|Greenland (to Denmark)||South coast of Germania Land, and Slaedelandet|
|Greenland (to Denmark)||Stordal-Moskusoksefjord-Badlanddal-Loch Fyne-Myggbukta|
|Russia (Central Asian)||Upper and Middle Yuribey|
|Russia (European)||Vaygach island|
|Sweden||Lake Tjålme – Valley of Lais|
|Habitat (level 1)||Habitat (level 2)||Importance||Occurrence|
|Wetlands (inland)||Bogs, Marshes, Swamps, Fens, Peatlands||suitable||breeding|
|Wetlands (inland)||Bogs, Marshes, Swamps, Fens, Peatlands||suitable||non-breeding|
|Wetlands (inland)||Permanent Saline, Brackish or Alkaline Marshes/Pools||suitable||breeding|
|Wetlands (inland)||Permanent Saline, Brackish or Alkaline Marshes/Pools||suitable||non-breeding|
|Altitude||0 - 300 m||Occasional altitudinal limits|
|Threat (level 1)||Threat (level 2)||Impact and Stresses|
|Biological resource use||Fishing & harvesting aquatic resources - Unintentional effects: (subsistence/small scale) [harvest]||Timing||Scope||Severity||Impact|
|Biological resource use||Hunting & trapping terrestrial animals - Intentional use (species is the target)||Timing||Scope||Severity||Impact|
|Ongoing||Minority (<50%)||Negligible declines||Low Impact: 4|
|Climate change & severe weather||Habitat shifting & alteration||Timing||Scope||Severity||Impact|
|Ongoing||Whole (>90%)||Rapid Declines||High Impact: 8|
|Transportation & service corridors||Flight paths||Timing||Scope||Severity||Impact|
|Transportation & service corridors||Roads & railroads||Timing||Scope||Severity||Impact|
|Transportation & service corridors||Utility & service lines||Timing||Scope||Severity||Impact|
|Purpose||Primary form used||Life stage used||Source||Scale||Level||Timing|
|Food - human||-||-||Non-trivial||Recent|

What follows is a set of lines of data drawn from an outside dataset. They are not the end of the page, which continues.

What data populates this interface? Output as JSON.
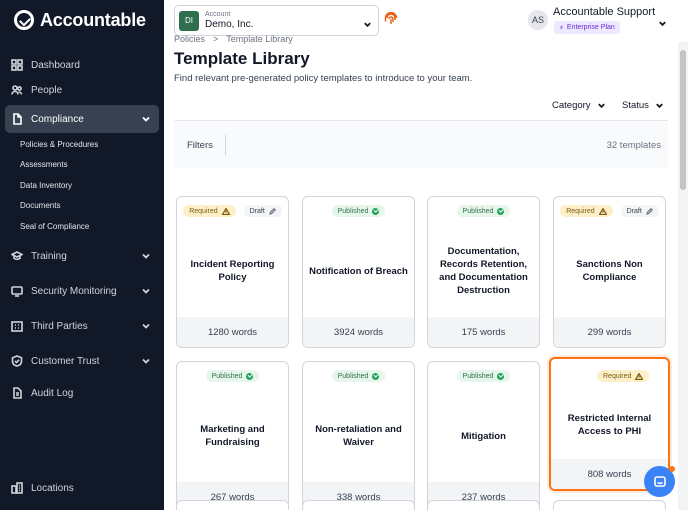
{
  "app": {
    "logo_text": "Accountable"
  },
  "account": {
    "initials": "DI",
    "label": "Account",
    "name": "Demo, Inc."
  },
  "user": {
    "initials": "AS",
    "name": "Accountable Support",
    "plan": "Enterprise Plan"
  },
  "sidebar": {
    "items": [
      {
        "label": "Dashboard",
        "icon": "grid-icon"
      },
      {
        "label": "People",
        "icon": "people-icon"
      },
      {
        "label": "Compliance",
        "icon": "document-icon",
        "active": true
      },
      {
        "label": "Training",
        "icon": "graduation-icon"
      },
      {
        "label": "Security Monitoring",
        "icon": "monitor-icon"
      },
      {
        "label": "Third Parties",
        "icon": "building-icon"
      },
      {
        "label": "Customer Trust",
        "icon": "shield-icon"
      },
      {
        "label": "Audit Log",
        "icon": "file-icon"
      },
      {
        "label": "Locations",
        "icon": "locations-icon"
      }
    ],
    "compliance_sub": [
      "Policies & Procedures",
      "Assessments",
      "Data Inventory",
      "Documents",
      "Seal of Compliance"
    ]
  },
  "breadcrumb": [
    "Policies",
    ">",
    "Template Library"
  ],
  "page": {
    "title": "Template Library",
    "subtitle": "Find relevant pre-generated policy templates to introduce to your team."
  },
  "filters": {
    "category_label": "Category",
    "status_label": "Status",
    "filters_label": "Filters",
    "count": "32 templates"
  },
  "cards": [
    {
      "title": "Incident Reporting Policy",
      "words": "1280 words",
      "badges": [
        {
          "type": "required",
          "label": "Required"
        },
        {
          "type": "draft",
          "label": "Draft"
        }
      ]
    },
    {
      "title": "Notification of Breach",
      "words": "3924 words",
      "badges": [
        {
          "type": "published",
          "label": "Published"
        }
      ]
    },
    {
      "title": "Documentation, Records Retention, and Documentation Destruction",
      "words": "175 words",
      "badges": [
        {
          "type": "published",
          "label": "Published"
        }
      ]
    },
    {
      "title": "Sanctions Non Compliance",
      "words": "299 words",
      "badges": [
        {
          "type": "required",
          "label": "Required"
        },
        {
          "type": "draft",
          "label": "Draft"
        }
      ]
    },
    {
      "title": "Marketing and Fundraising",
      "words": "267 words",
      "badges": [
        {
          "type": "published",
          "label": "Published"
        }
      ]
    },
    {
      "title": "Non-retaliation and Waiver",
      "words": "338 words",
      "badges": [
        {
          "type": "published",
          "label": "Published"
        }
      ]
    },
    {
      "title": "Mitigation",
      "words": "237 words",
      "badges": [
        {
          "type": "published",
          "label": "Published"
        }
      ]
    },
    {
      "title": "Restricted Internal Access to PHI",
      "words": "808 words",
      "badges": [
        {
          "type": "required",
          "label": "Required"
        }
      ],
      "selected": true
    }
  ],
  "colors": {
    "sidebar_bg": "#111827",
    "accent_selected": "#f97316",
    "published_green": "#22a35a",
    "required_bg": "#fdf0c9"
  }
}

|Other household goods||-||-||Non-trivial||Recent|
|Pets/display animals, horticulture||-||-||International||Non-trivial||Recent|
BirdLife International (2018) Species factsheet: Bubo scandiacus. Downloaded from http://www.birdlife.org on 21/03/2018. Recommended citation for factsheets for more than one species: BirdLife International (2018) IUCN Red List for birds. Downloaded from http://www.birdlife.org on 21/03/2018.